8 April 2020
A squabble between the City of Cape Town, and the departments of Home Affairs and Public Works and Infrastructure has laid bare tensions between the municipal and national spheres of government.
The disagreement, ten days after the Covid-19 lockdown was announced by President Ramaphosa, appears to centre on the use of the Paint City site in Bellville, which is land owned by the City, to house refugees. The City claims that the site shouldn’t have been used as it is not compliant with Covid-19 regulations.
Last Thursday, SAPS confirmed that over 500 people had been removed from the Central Methodist Church on Greenmarket Square, with approximately 200 square metres of space to the marquee tent in Bellville, which has approximately 576 square metres of space on a plot with approximately 9,500 square metres of space.
The City claims that it was blindsided by this removal and by the use of the Paint City site in Bellville.

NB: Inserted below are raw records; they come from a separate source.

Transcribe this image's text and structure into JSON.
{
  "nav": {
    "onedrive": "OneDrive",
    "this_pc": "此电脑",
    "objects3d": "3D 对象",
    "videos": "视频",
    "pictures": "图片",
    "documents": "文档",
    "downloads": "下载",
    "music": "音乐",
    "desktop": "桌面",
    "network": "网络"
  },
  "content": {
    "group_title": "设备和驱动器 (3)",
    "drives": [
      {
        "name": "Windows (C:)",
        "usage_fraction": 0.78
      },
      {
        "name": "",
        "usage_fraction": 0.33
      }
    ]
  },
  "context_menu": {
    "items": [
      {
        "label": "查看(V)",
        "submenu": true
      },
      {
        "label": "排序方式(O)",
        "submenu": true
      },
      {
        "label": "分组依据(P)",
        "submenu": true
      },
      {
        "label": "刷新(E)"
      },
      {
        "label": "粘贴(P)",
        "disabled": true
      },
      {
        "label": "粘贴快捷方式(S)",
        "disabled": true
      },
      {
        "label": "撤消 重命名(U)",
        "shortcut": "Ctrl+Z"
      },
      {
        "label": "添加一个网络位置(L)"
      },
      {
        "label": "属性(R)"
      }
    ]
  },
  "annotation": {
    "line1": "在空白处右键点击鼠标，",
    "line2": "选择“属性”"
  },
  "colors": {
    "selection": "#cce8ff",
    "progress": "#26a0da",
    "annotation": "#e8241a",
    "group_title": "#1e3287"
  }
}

On 5 April, Cape Town Mayor Dan Plato described the removal of the refugees by the police as “premature”. The Paint City site, he said, “is not compliant with the applicable Covid-19 regulations and this may well result in a further relocation being required in due course.”
The departments of Home Affairs and Public Works responded in their own statement, accusing the City of trying to mislead the public. They said the Mayor had agreed to use the site for “non-nationals” but had pulled out of plans for the removal of the refugees the evening before the removal was to go ahead.
The statement quotes from a letter that Minister of Public Works and Infrastructure Patricia De Lille sent to the Mayor, in which she says the agreement to use Paint City “reached by yourself as the Executive Mayor of Cape Town and myself when we went on site together and then communicated to Minister Motsoaledi, the Minister of Home Affairs who is responsible for these matters, was that the Bellville Paint City site was for the non-nationals”.
The statement says the Mayor’s undertaking was reversed by councillors JP Smith and Ian Neilson.
In response to the statement from the two departments, the City released another statement, saying that the City has “observed and carried out our services 100% in line with the Covid-19 regulations” and reiterating the claim that the Paint City site was not intended for refugees.
Meanwhile on Sunday 5 April, the City began moving homeless residents to Strandfontein Sports Grounds, a series of windswept fields facing False Bay and next to the Strandfontein Sewer Works. This site is very similar to the Paint City site in that there is no gender division in the tents, no privacy, no enforcement of social distancing, and 200 people per tent. When GroundUp visited the site on Tuesday, there was no adherence to entry protocols for visitors, no protective equipment like masks, and no on-site medical personnel.
The City has not answered GroundUp’s questions about the use of other facilities, including the Cape Town International Convention Centre, which is 71.4% owned by the City and 23.2% owned by the Western Cape government.
When GroundUp sent enquiries to the offices of JP Smith and Ian Neilson we were referred back to the Mayor’s statement.